Your answer must be the line containing "Give me the" and each following line to the end of the listing below, copied exactly, with pictures removed and nothing added.

START INPUT FOR THIS TASK

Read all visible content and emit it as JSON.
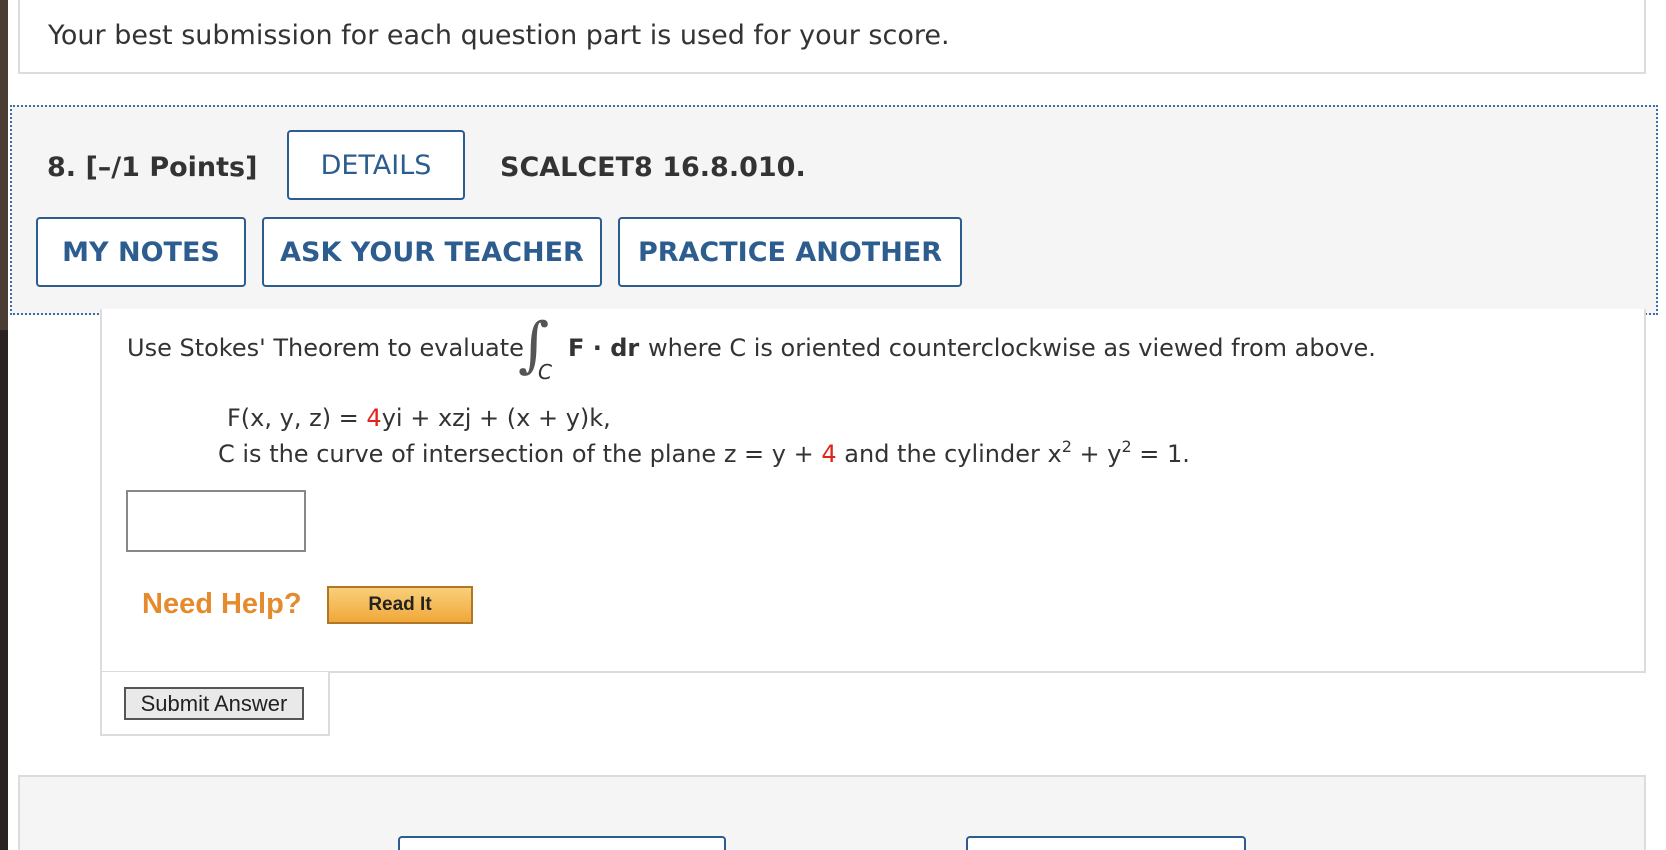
{
  "banner": {
    "message": "Your best submission for each question part is used for your score."
  },
  "question": {
    "number": "8.",
    "points": "[–/1 Points]",
    "details_label": "DETAILS",
    "code": "SCALCET8 16.8.010.",
    "my_notes_label": "MY NOTES",
    "ask_teacher_label": "ASK YOUR TEACHER",
    "practice_label": "PRACTICE ANOTHER"
  },
  "problem": {
    "prompt_before": "Use Stokes' Theorem to evaluate",
    "integral_symbol": "∫",
    "integral_subscript": "C",
    "integrand": "F · dr",
    "prompt_after": "where C is oriented counterclockwise as viewed from above.",
    "field_lhs": "F(x, y, z) = ",
    "field_coeff": "4",
    "field_rest": "yi + xzj + (x + y)k,",
    "curve_text_1": "C is the curve of intersection of the plane  z = y + ",
    "curve_const": "4",
    "curve_text_2": "  and the cylinder  x",
    "curve_text_3": " + y",
    "curve_text_4": " = 1.",
    "exponent": "2"
  },
  "answer": {
    "value": ""
  },
  "help": {
    "need_help_label": "Need Help?",
    "read_it_label": "Read It"
  },
  "submit": {
    "label": "Submit Answer"
  },
  "colors": {
    "accent": "#2d5d8f",
    "highlight_red": "#e0241b",
    "need_help_orange": "#e58a2d"
  }
}
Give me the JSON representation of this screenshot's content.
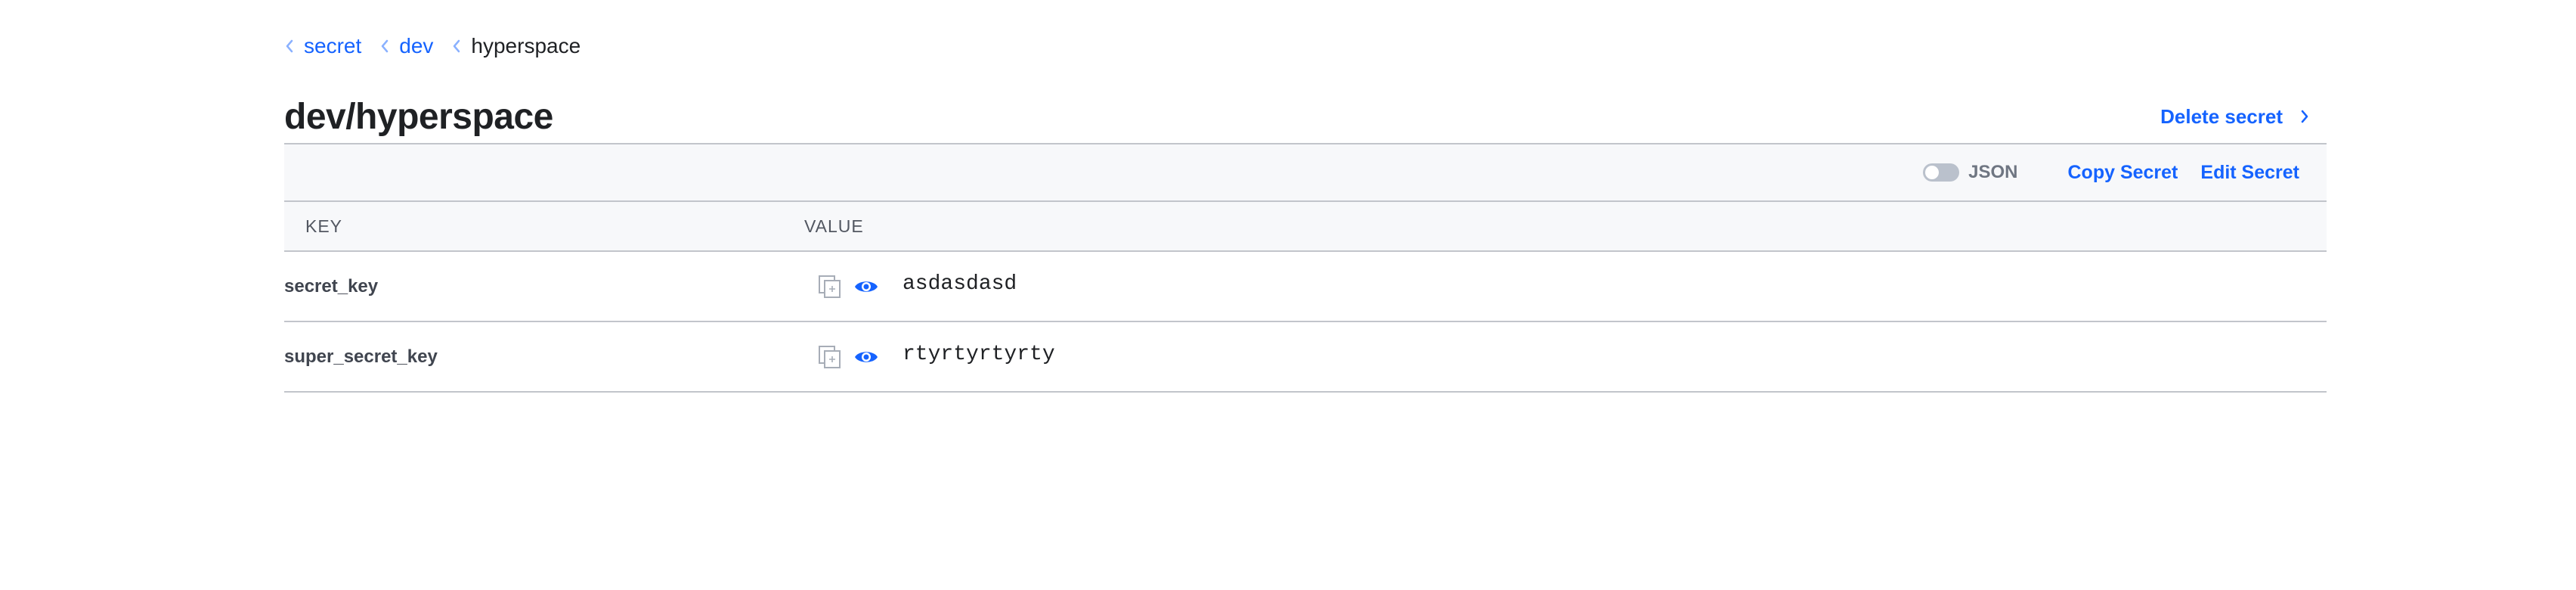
{
  "breadcrumb": {
    "items": [
      {
        "label": "secret"
      },
      {
        "label": "dev"
      }
    ],
    "current": "hyperspace"
  },
  "page": {
    "title": "dev/hyperspace",
    "delete_label": "Delete secret"
  },
  "toolbar": {
    "json_toggle_label": "JSON",
    "json_toggle_on": false,
    "copy_label": "Copy Secret",
    "edit_label": "Edit Secret"
  },
  "table": {
    "headers": {
      "key": "KEY",
      "value": "VALUE"
    },
    "rows": [
      {
        "key": "secret_key",
        "value": "asdasdasd"
      },
      {
        "key": "super_secret_key",
        "value": "rtyrtyrtyrty"
      }
    ]
  },
  "icons": {
    "copy": "copy-icon",
    "reveal": "eye-icon",
    "breadcrumb_separator": "chevron-left-icon",
    "delete_chevron": "chevron-right-icon"
  },
  "colors": {
    "link": "#1563ff",
    "text": "#1f2124",
    "toolbar_bg": "#f7f8fa",
    "border": "#c2c5cb",
    "toggle_off": "#bac1cc"
  }
}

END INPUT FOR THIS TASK

RESPONSE TO THE EXERCISE
Give me the JSON representation of this screenshot's content.
{
  "breadcrumb": {
    "items": [
      {
        "label": "secret"
      },
      {
        "label": "dev"
      }
    ],
    "current": "hyperspace"
  },
  "page": {
    "title": "dev/hyperspace",
    "delete_label": "Delete secret"
  },
  "toolbar": {
    "json_toggle_label": "JSON",
    "json_toggle_on": false,
    "copy_label": "Copy Secret",
    "edit_label": "Edit Secret"
  },
  "table": {
    "headers": {
      "key": "KEY",
      "value": "VALUE"
    },
    "rows": [
      {
        "key": "secret_key",
        "value": "asdasdasd"
      },
      {
        "key": "super_secret_key",
        "value": "rtyrtyrtyrty"
      }
    ]
  },
  "icons": {
    "copy": "copy-icon",
    "reveal": "eye-icon",
    "breadcrumb_separator": "chevron-left-icon",
    "delete_chevron": "chevron-right-icon"
  },
  "colors": {
    "link": "#1563ff",
    "text": "#1f2124",
    "toolbar_bg": "#f7f8fa",
    "border": "#c2c5cb",
    "toggle_off": "#bac1cc"
  }
}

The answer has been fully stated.